If the council's vote holds true, the hourly wage would rise from $8.25 to $13 by 2019. Tipped employees would see a $1 increase, from $4.95 to $5.95.
By 8:30 a.m., there was no sign of the demonstration, as today's plan continued with a march downtown. The protests coincide with a series of nationwide fast-food strikes planned for Thursday.
Though the council overwhelming approved the measure, with a 44 to 5 vote, there's been a variety of opinions about the potential increase. Owners don't want their budgets to increase. Workers want better pay. Politicians want their constituencies to like them. Here's a smattering of chatter on the issue from various media outlets:
"I anticipate this even getting more quicker the pace of eliminating servers; number two, eliminating dishwashers and busboys, and going to disposables. These are what's happening in the real world." – 44th Ward Ald. Tom Tunney, former chairman of the Illinois Restaurant Association and owner Ann Sather Restaurants [CBS Chicago]
"We believe that any minimum wage increase should be implemented over time so that the impact on owners of small and medium-sized businesses – like the ones who own and operate the majority of our restaurants – is manageable." – statement from McDonald's USA [EaterWire]
"While tip workers can make a living wage as bartenders and servers, this is in fine-dining positions where white workers are twice as likely to be hired than women of color. Women and people of color mainly work in fast-food, casual dining." – Nataki Rhodes, Restaurant Opportunities Center United. [Sun-Times]
"I think we have a great product, but at the end of the day, can I charge 10, 12, 15% more than the guy down the street? I don't know and that's what scares me." – Dan Costello, owner of Home Run Inn Pizza, and supporter of the increase. [WBEZ]
"This isn't about sound economic policy, this is about the election cycle." – Hank Meyer, owner of BJ's Market and Bakery, who supports the increase. [Tribune]

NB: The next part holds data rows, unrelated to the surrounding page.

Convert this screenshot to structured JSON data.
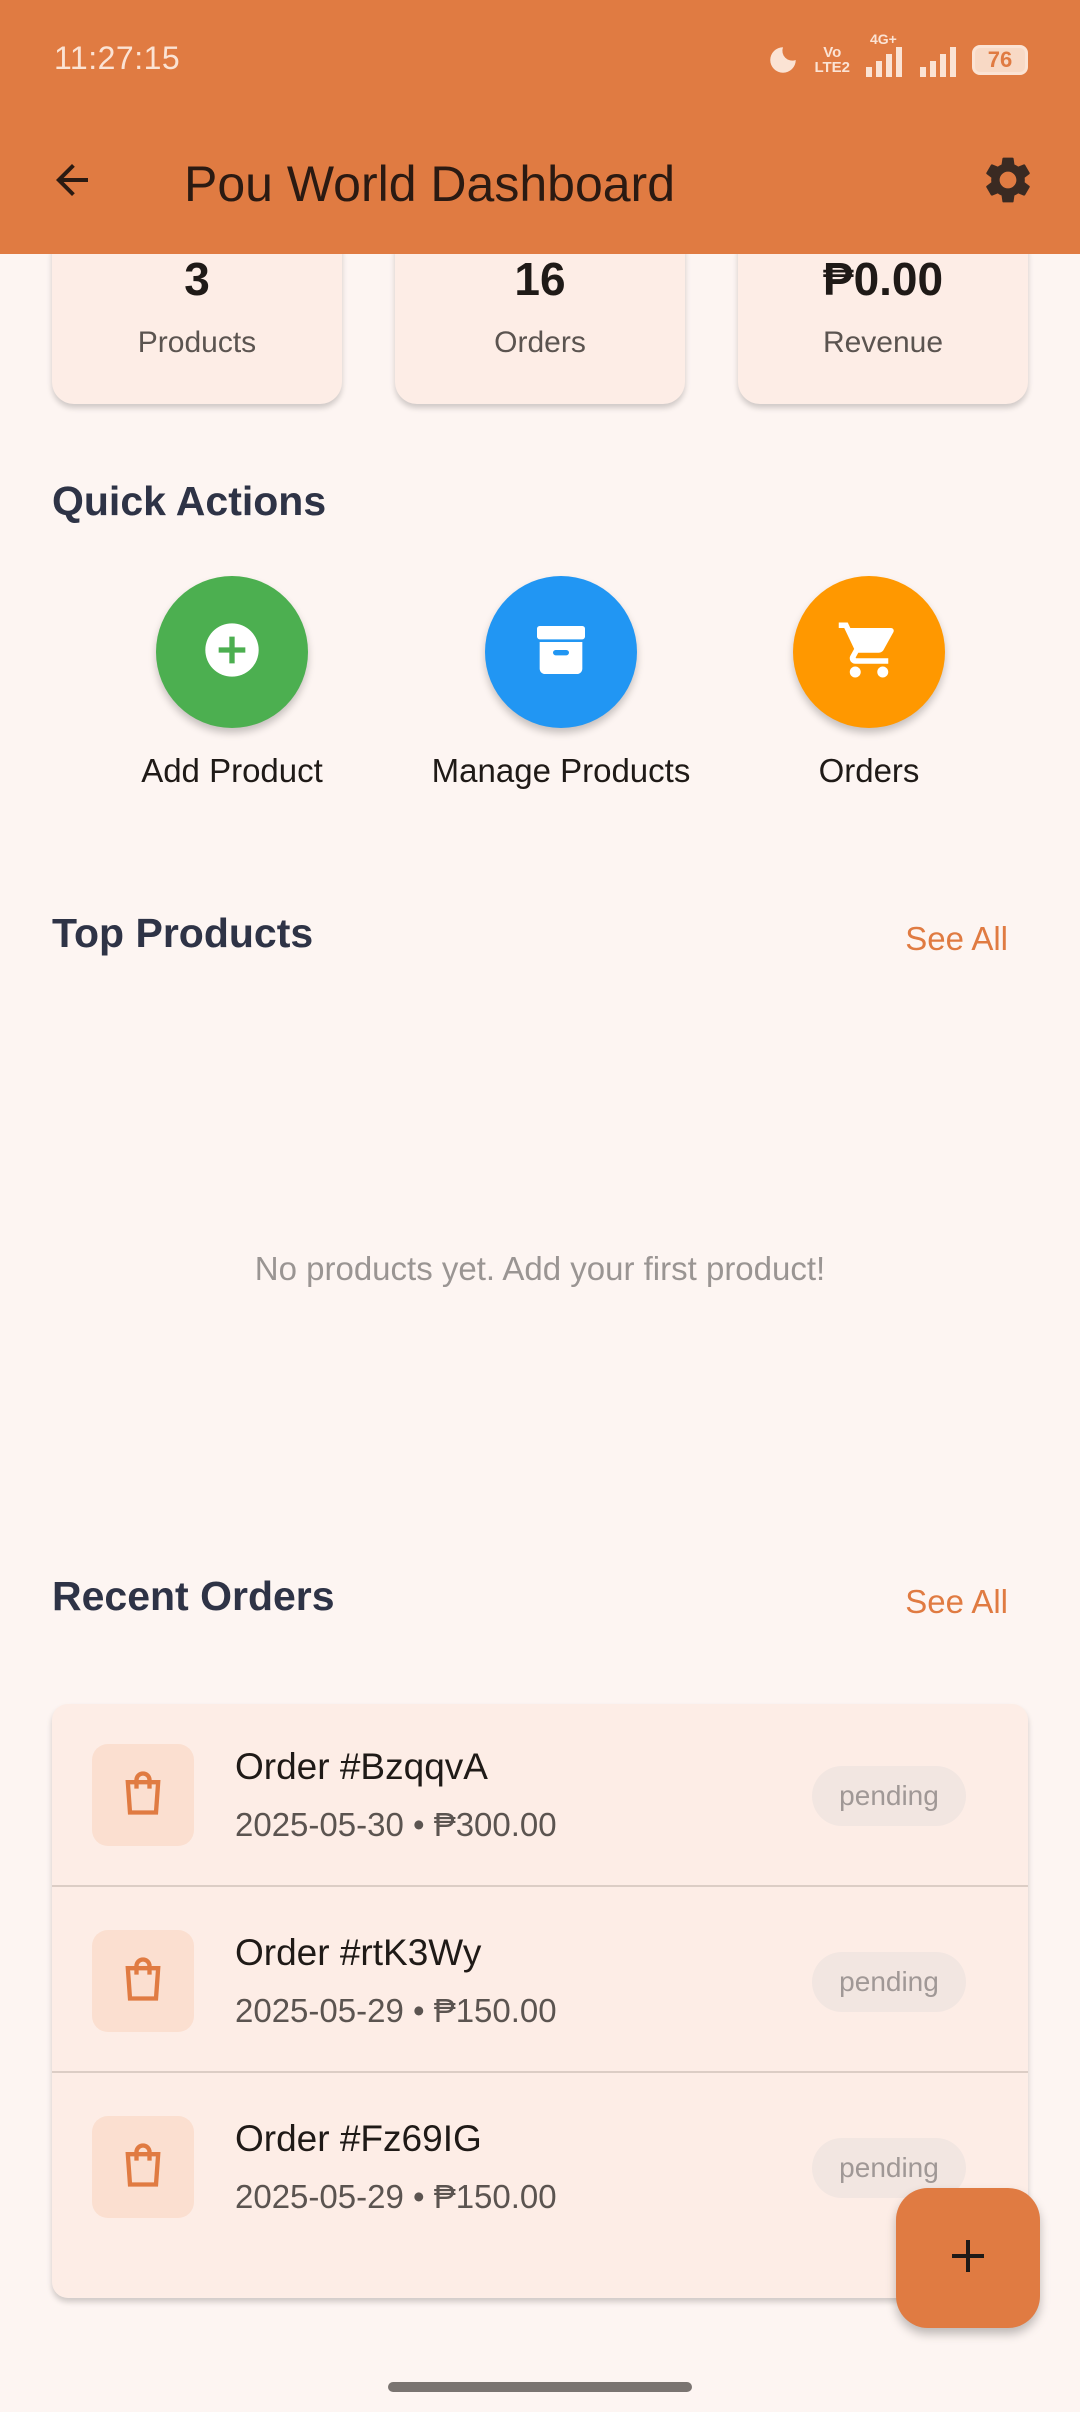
{
  "status_bar": {
    "time": "11:27:15",
    "volte_line1": "Vo",
    "volte_line2": "LTE2",
    "network": "4G+",
    "battery": "76"
  },
  "app_bar": {
    "title": "Pou World Dashboard",
    "back_icon": "arrow-left-icon",
    "settings_icon": "gear-icon"
  },
  "stats": [
    {
      "value": "3",
      "label": "Products"
    },
    {
      "value": "16",
      "label": "Orders"
    },
    {
      "value": "₱0.00",
      "label": "Revenue"
    }
  ],
  "quick_actions": {
    "title": "Quick Actions",
    "items": [
      {
        "label": "Add Product",
        "icon": "plus-circle-icon",
        "color": "#4CAF50"
      },
      {
        "label": "Manage Products",
        "icon": "archive-box-icon",
        "color": "#2196F3"
      },
      {
        "label": "Orders",
        "icon": "shopping-cart-icon",
        "color": "#FF9800"
      }
    ]
  },
  "top_products": {
    "title": "Top Products",
    "see_all": "See All",
    "empty_message": "No products yet. Add your first product!"
  },
  "recent_orders": {
    "title": "Recent Orders",
    "see_all": "See All",
    "orders": [
      {
        "id": "Order #BzqqvA",
        "meta": "2025-05-30 • ₱300.00",
        "status": "pending"
      },
      {
        "id": "Order #rtK3Wy",
        "meta": "2025-05-29 • ₱150.00",
        "status": "pending"
      },
      {
        "id": "Order #Fz69IG",
        "meta": "2025-05-29 • ₱150.00",
        "status": "pending"
      }
    ]
  },
  "fab": {
    "icon": "plus-icon"
  },
  "colors": {
    "primary": "#E07B42",
    "background": "#FDF5F2",
    "card": "#FDEDE6"
  }
}
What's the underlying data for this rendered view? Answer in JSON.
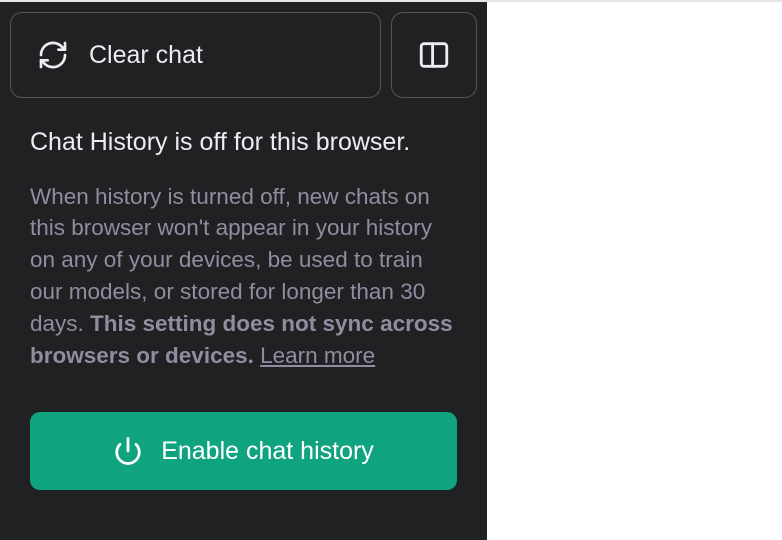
{
  "sidebar": {
    "clear_chat_label": "Clear chat",
    "info": {
      "title": "Chat History is off for this browser.",
      "body_prefix": "When history is turned off, new chats on this browser won't appear in your history on any of your devices, be used to train our models, or stored for longer than 30 days. ",
      "body_bold": "This setting does not sync across browsers or devices.",
      "learn_more_label": "Learn more"
    },
    "enable_button_label": "Enable chat history"
  },
  "colors": {
    "sidebar_bg": "#202123",
    "border": "#555559",
    "text_primary": "#ececf1",
    "text_muted": "#8e8ea0",
    "accent": "#10a37f"
  }
}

"How much is a cone going to cost for a family that comes in? I'm a businessperson trying to make a living and stay here." – Lynn Sapp, owner of Beverly's Original Rainbow Cone. [DNA Info]
There are those who claim restaurant businesses will leave or avoid Chicago due to the wage increase, like this DNA Info report that claims a Panera Bread will leave the south side, in part due to the wage hike. That's not what they found in Seattle, as a report from the pro-labor Seattle Income Inequality Advisory Committee found "businesses absorbed the costs through lower turnover, small price increases at restaurants." [Seattle Times via Media Matters]